Ranging back to cut off Tyler Pastornicky's hit in the seventh, Torres appeared to misplay it into a triple as the ball rolled past him. A moment later, he simply stopped chasing the ball, waiting for Lucas Duda to field it.
"Andres is kind of like the Energizer Bunny," left fielder Jason Bay said. "He's a high-energy guy. For him to let the ball go to the wall and just stand there is not him. I kind of figured something was wrong."
The diagnosis was a strained left calf, the same injury that forced Torres out for two weeks in Spring Training. Torres did not return to action until last Monday, spawning all sorts of contingency plans as the Mets prepared to break camp.

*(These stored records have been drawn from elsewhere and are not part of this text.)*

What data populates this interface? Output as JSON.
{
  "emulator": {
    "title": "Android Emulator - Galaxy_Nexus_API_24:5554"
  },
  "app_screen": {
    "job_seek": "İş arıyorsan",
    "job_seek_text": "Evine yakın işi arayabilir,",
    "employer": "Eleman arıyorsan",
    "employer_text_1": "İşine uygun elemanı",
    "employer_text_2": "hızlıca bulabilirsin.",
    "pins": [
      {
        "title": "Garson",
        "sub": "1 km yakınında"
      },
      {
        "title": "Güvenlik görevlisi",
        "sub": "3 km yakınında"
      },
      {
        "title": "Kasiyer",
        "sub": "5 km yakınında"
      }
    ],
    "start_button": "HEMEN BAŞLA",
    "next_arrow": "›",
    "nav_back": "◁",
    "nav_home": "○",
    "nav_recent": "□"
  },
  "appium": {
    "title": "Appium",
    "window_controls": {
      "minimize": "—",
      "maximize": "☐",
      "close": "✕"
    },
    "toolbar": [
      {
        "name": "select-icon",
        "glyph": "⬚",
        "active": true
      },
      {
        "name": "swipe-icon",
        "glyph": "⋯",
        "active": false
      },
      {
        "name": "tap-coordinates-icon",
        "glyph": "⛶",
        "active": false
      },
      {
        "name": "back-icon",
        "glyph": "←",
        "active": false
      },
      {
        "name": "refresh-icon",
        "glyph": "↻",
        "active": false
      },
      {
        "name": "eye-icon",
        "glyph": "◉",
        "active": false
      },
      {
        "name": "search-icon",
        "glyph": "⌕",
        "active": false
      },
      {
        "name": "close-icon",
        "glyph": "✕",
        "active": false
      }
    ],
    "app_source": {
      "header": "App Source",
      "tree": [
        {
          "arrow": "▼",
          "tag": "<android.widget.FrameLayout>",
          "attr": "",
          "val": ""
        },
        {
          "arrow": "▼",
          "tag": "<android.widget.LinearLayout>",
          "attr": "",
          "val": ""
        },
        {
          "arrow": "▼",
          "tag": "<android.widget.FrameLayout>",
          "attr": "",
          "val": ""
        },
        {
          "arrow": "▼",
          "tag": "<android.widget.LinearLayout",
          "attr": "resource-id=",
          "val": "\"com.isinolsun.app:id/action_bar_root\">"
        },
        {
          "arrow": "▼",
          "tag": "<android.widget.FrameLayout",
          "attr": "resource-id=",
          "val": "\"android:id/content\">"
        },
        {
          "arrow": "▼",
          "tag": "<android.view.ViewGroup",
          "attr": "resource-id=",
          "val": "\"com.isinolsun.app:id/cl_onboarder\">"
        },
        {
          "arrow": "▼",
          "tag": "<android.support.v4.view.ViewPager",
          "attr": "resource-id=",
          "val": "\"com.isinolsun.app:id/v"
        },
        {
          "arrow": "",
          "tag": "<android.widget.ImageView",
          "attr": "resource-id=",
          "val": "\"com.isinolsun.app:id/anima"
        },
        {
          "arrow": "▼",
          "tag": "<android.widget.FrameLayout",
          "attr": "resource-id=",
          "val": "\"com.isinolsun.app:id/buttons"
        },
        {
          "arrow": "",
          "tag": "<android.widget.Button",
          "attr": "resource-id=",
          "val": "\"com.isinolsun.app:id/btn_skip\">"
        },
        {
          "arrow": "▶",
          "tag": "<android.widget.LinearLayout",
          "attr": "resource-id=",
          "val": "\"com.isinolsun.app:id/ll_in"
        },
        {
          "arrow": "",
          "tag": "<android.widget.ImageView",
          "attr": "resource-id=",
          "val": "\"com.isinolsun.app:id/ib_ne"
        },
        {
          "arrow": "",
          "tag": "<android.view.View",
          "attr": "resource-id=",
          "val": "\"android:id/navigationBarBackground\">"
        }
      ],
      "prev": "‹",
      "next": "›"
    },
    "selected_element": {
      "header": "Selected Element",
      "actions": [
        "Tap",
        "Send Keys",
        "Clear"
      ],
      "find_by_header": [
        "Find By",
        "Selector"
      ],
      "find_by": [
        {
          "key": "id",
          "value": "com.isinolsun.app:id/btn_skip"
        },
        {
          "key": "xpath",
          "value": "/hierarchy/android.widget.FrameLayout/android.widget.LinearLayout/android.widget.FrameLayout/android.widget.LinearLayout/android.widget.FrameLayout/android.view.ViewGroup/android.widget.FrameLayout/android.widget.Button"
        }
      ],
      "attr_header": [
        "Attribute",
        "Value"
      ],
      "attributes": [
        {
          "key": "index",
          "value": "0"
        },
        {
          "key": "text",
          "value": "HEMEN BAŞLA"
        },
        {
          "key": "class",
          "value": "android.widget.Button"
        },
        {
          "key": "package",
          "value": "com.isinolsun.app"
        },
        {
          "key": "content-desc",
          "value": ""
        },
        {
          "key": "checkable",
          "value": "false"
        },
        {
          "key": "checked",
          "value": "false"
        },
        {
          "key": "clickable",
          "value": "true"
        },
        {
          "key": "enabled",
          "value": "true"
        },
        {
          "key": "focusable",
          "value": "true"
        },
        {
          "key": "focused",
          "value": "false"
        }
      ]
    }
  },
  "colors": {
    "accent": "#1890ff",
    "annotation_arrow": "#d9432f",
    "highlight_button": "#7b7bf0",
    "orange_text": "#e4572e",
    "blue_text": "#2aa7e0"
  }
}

One of those alternatives, Kirk Nieuwenhuis, is the likely sub for Torres. The Mets recently held Nieuwenhuis back in Port St. Lucie, Fla., in case Torres was unable to go on Opening Day. Though he has never appeared in a Major League game, Nieuwenhuis is already on the 40-man roster, making him the heavy favorite to earn a callup.
The Mets could also call on veteran utility man Vinny Rottino or center-field prospect Matt den Dekker. But neither of those players are on the 40-man roster, making them unlikely subs unless the Mets plan to be without Torres for a significant time. To that end, both Torres and manager Terry Collins indicated that this injury is not as serious as the one that cost him two weeks in spring.
"We'll have to wait and see," Collins said. "But Andres passed every test he had to pass to be ready to play. I don't think this is as bad as the one he got in Florida. But still, when you rely on your legs, it's a serious injury."
Whoever gets the call will likely play behind Scott Hairston, the club's primary backup center fielder.
Injuries limited Torres to 112 games last year, a down season that saw him hit .221 with a .312 on-base percentage and four home runs. Torres plans to fly back to Port St. Lucie on Friday.